Coffee Culture Around the World
From the simple Italian espresso shot to traditional Turkish coffee ceremonies, see how people around the world take their cup of coffee.
Italy: EspressoYou’ll surely get an eye roll or 2 if you order a to-go cup at an Italian cafe, for espresso is the Italians’ version of to-go coffee. This strong brew served in tiny cups is commonly sipped while standing at cafes. And don’t order a cappuccino late in the day in Italy, either — the only appropriate time to enjoy that particular drink is in the morning. 960 1280
Denmark: KaffeePerhaps because of the cold, dark Scandinavian winters, coffee consumption in Denmark has always been some of the highest in the world. Coffee is such a vital part of the Danish culture that packed cafes can be found on nearly every corner, especially in cities such as Copenhagen. 960 1280
Netherlands: KaffeNot to be confused with Amsterdam’s infamous coffee shops, coffee-serving cafes are a celebrated part of the Netherlands' culture. Also known as bakkie troost, the Dutch kaffe is enjoyed any time of day, usually comes black, and is served alongside a cookie. 960 1280
Ireland: Irish CoffeeCoffee meets cocktail with this after-dinner drink. Irish coffee includes hot coffee, Irish whiskey, sugar and the crowd-pleasing whipped-cream topper. Irish coffee was actually created in Ireland in the 1940s to warm up American tourists on a cold winter’s night, and it remains as popular as ever today. 960 1280
Ethiopia: BunaIn Ethiopia, the birthplace of coffee, traditional coffee ceremonies are a distinguished part of the culture, with the brewing and serving process lasting up to 2 hours. Historically, buna, as coffee is called here, was served with salt or butter instead of sugar. 960 1280
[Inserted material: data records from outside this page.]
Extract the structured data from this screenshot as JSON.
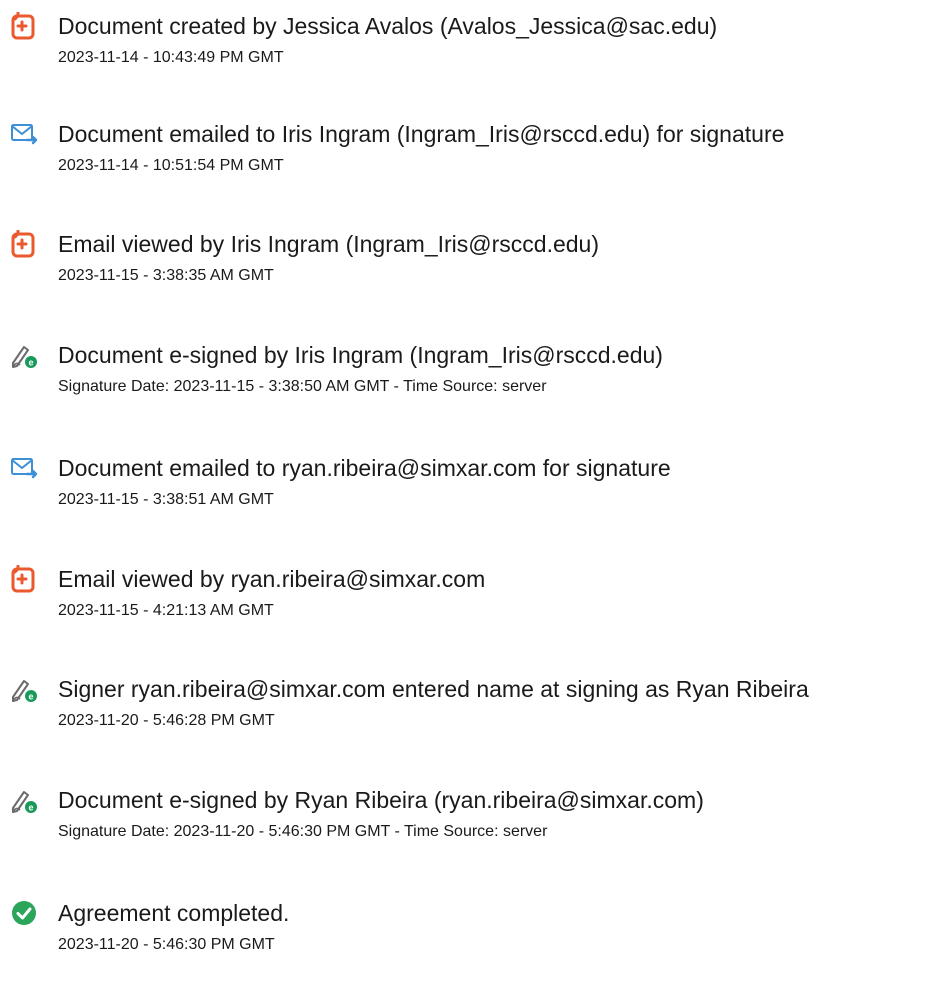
{
  "events": [
    {
      "icon": "document-created-icon",
      "title": "Document created by Jessica Avalos (Avalos_Jessica@sac.edu)",
      "sub": "2023-11-14 - 10:43:49 PM GMT"
    },
    {
      "icon": "email-sent-icon",
      "title": "Document emailed to Iris Ingram (Ingram_Iris@rsccd.edu) for signature",
      "sub": "2023-11-14 - 10:51:54 PM GMT"
    },
    {
      "icon": "document-viewed-icon",
      "title": "Email viewed by Iris Ingram (Ingram_Iris@rsccd.edu)",
      "sub": "2023-11-15 - 3:38:35 AM GMT"
    },
    {
      "icon": "e-sign-icon",
      "title": "Document e-signed by Iris Ingram (Ingram_Iris@rsccd.edu)",
      "sub": "Signature Date: 2023-11-15 - 3:38:50 AM GMT - Time Source: server"
    },
    {
      "icon": "email-sent-icon",
      "title": "Document emailed to ryan.ribeira@simxar.com for signature",
      "sub": "2023-11-15 - 3:38:51 AM GMT"
    },
    {
      "icon": "document-viewed-icon",
      "title": "Email viewed by ryan.ribeira@simxar.com",
      "sub": "2023-11-15 - 4:21:13 AM GMT"
    },
    {
      "icon": "e-sign-icon",
      "title": "Signer ryan.ribeira@simxar.com entered name at signing as Ryan Ribeira",
      "sub": "2023-11-20 - 5:46:28 PM GMT"
    },
    {
      "icon": "e-sign-icon",
      "title": "Document e-signed by Ryan Ribeira (ryan.ribeira@simxar.com)",
      "sub": "Signature Date: 2023-11-20 - 5:46:30 PM GMT - Time Source: server"
    },
    {
      "icon": "agreement-complete-icon",
      "title": "Agreement completed.",
      "sub": "2023-11-20 - 5:46:30 PM GMT"
    }
  ],
  "colors": {
    "doc_icon": "#ea5a2e",
    "mail_icon": "#3d8fd6",
    "sign_icon": "#6b6b6b",
    "sign_badge": "#1a9a5a",
    "complete_icon": "#2aa55a"
  }
}
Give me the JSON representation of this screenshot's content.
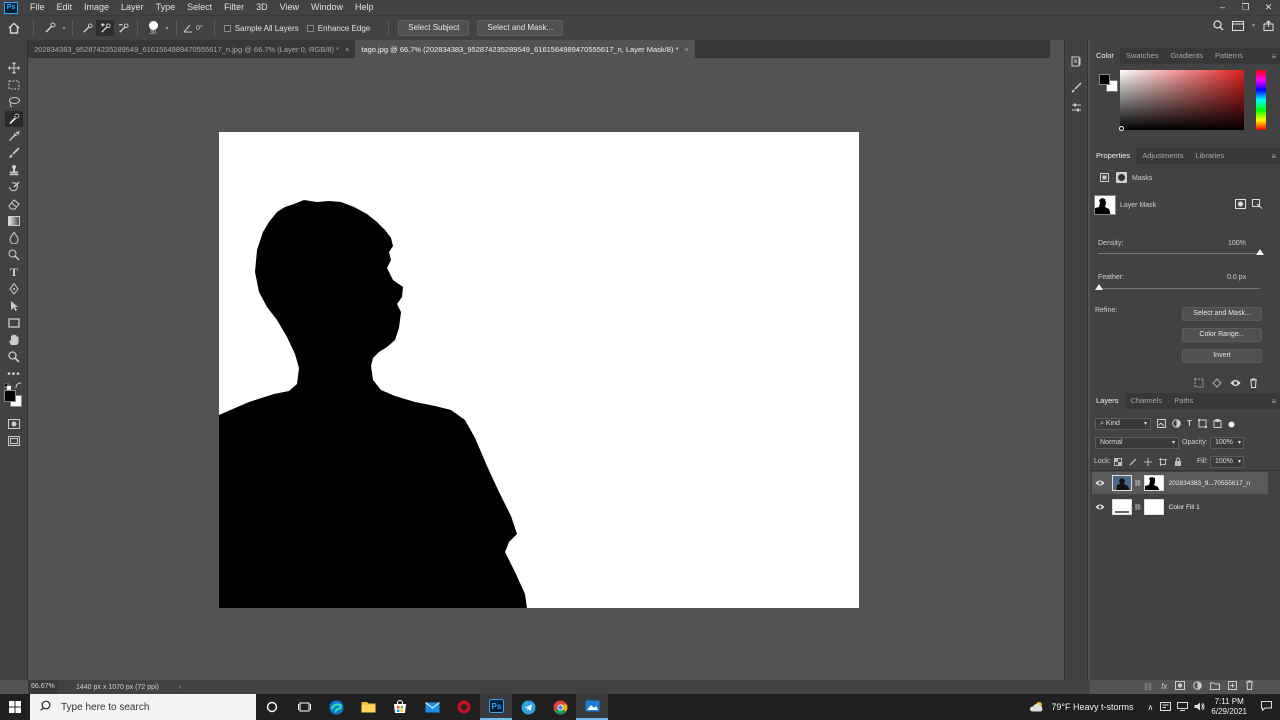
{
  "menu": {
    "logo": "Ps",
    "items": [
      "File",
      "Edit",
      "Image",
      "Layer",
      "Type",
      "Select",
      "Filter",
      "3D",
      "View",
      "Window",
      "Help"
    ]
  },
  "window_controls": {
    "minimize": "–",
    "restore": "❐",
    "close": "✕"
  },
  "options_bar": {
    "brush_size": "30",
    "angle": "0°",
    "sample_all_layers": "Sample All Layers",
    "enhance_edge": "Enhance Edge",
    "select_subject": "Select Subject",
    "select_and_mask": "Select and Mask..."
  },
  "tabs": [
    {
      "label": "202834383_952874235289549_6161564989470555617_n.jpg @ 66.7% (Layer 0, RGB/8) *",
      "close": "×",
      "active": false
    },
    {
      "label": "tago.jpg @ 66.7% (202834383_952874235289549_6161564989470555617_n, Layer Mask/8) *",
      "close": "×",
      "active": true
    }
  ],
  "color_panel": {
    "tabs": [
      "Color",
      "Swatches",
      "Gradients",
      "Patterns"
    ],
    "accent_color": "#e02020"
  },
  "properties_panel": {
    "tabs": [
      "Properties",
      "Adjustments",
      "Libraries"
    ],
    "section": "Masks",
    "mask_name": "Layer Mask",
    "density_label": "Density:",
    "density_value": "100%",
    "density_level": 1.0,
    "feather_label": "Feather:",
    "feather_value": "0.0 px",
    "feather_level": 0.0,
    "refine_label": "Refine:",
    "select_and_mask": "Select and Mask...",
    "color_range": "Color Range...",
    "invert": "Invert"
  },
  "layers_panel": {
    "tabs": [
      "Layers",
      "Channels",
      "Paths"
    ],
    "filter_kind": "Kind",
    "blend_mode": "Normal",
    "opacity_label": "Opacity:",
    "opacity_value": "100%",
    "lock_label": "Lock:",
    "fill_label": "Fill:",
    "fill_value": "100%",
    "layers": [
      {
        "name": "202834383_9...70555617_n",
        "visible": true,
        "selected": true
      },
      {
        "name": "Color Fill 1",
        "visible": true,
        "selected": false
      }
    ]
  },
  "status_bar": {
    "zoom": "66.67%",
    "doc_info": "1440 px x 1070 px (72 ppi)",
    "arrow": "›"
  },
  "taskbar": {
    "search_placeholder": "Type here to search",
    "weather": "79°F  Heavy t-storms",
    "time": "7:11 PM",
    "date": "6/29/2021"
  }
}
Presidential T-Bone from Cattleman'sDid You Know? The Spanish brought the first beef cattle to the new world in 1540, but steak didn’t become a staple of the American diet until the 1800s, when the rise of the railroads and refrigerated shipping could move meat from Midwest stockyards to hungry patrons around the country.
Dish 1: Presidential T-Bone
Where: Cattleman’s, 1309 S. Agnew St., Oklahoma City, OK 73108 960 1280
The Haystack at Silo RestaurantDid You Know? Some of the world’s oldest cave paintings offer evidence that humans have eaten beef since prehistoric times.
Dish 2: The Haystack
Where: The Silo, 115 North Water St, Lewiston, NY 14092 960 1280
The Big Steak from Buckhorn ExchangeDid You Know? From the domestication of cattle over 10,000 years ago, to the foundation of the old west, steak has been enjoyed by countless civilizations.
Dish 3: The Big Steak
Where: Buckhorn Exchange, 1000 Osage St, Denver, CO 80204 960 1280
Whiskey Steaks at the DroverDid You Know? A steak is a slice from a larger, primal cut of beef. American butchers use 12 different primal, or initial, cuts.
Dish 4: Whiskey Steaks
Where: The Drover, 2121 South 73rd St, Omaha, NE 68124 960 1280
Bone in the Stone at Riverstone GrillDid You Know? In 1830, Delmanico’s in New York City served America’s first restaurant steak. They invented “The Delmanico Cut” and were the first to use the term “86-ed” for when the famous steak sold out.
Dish 5: Bone in the Stone
Where: Riverstone Grill, 971 E River Rd, Grand Island, NY 14072 960 1280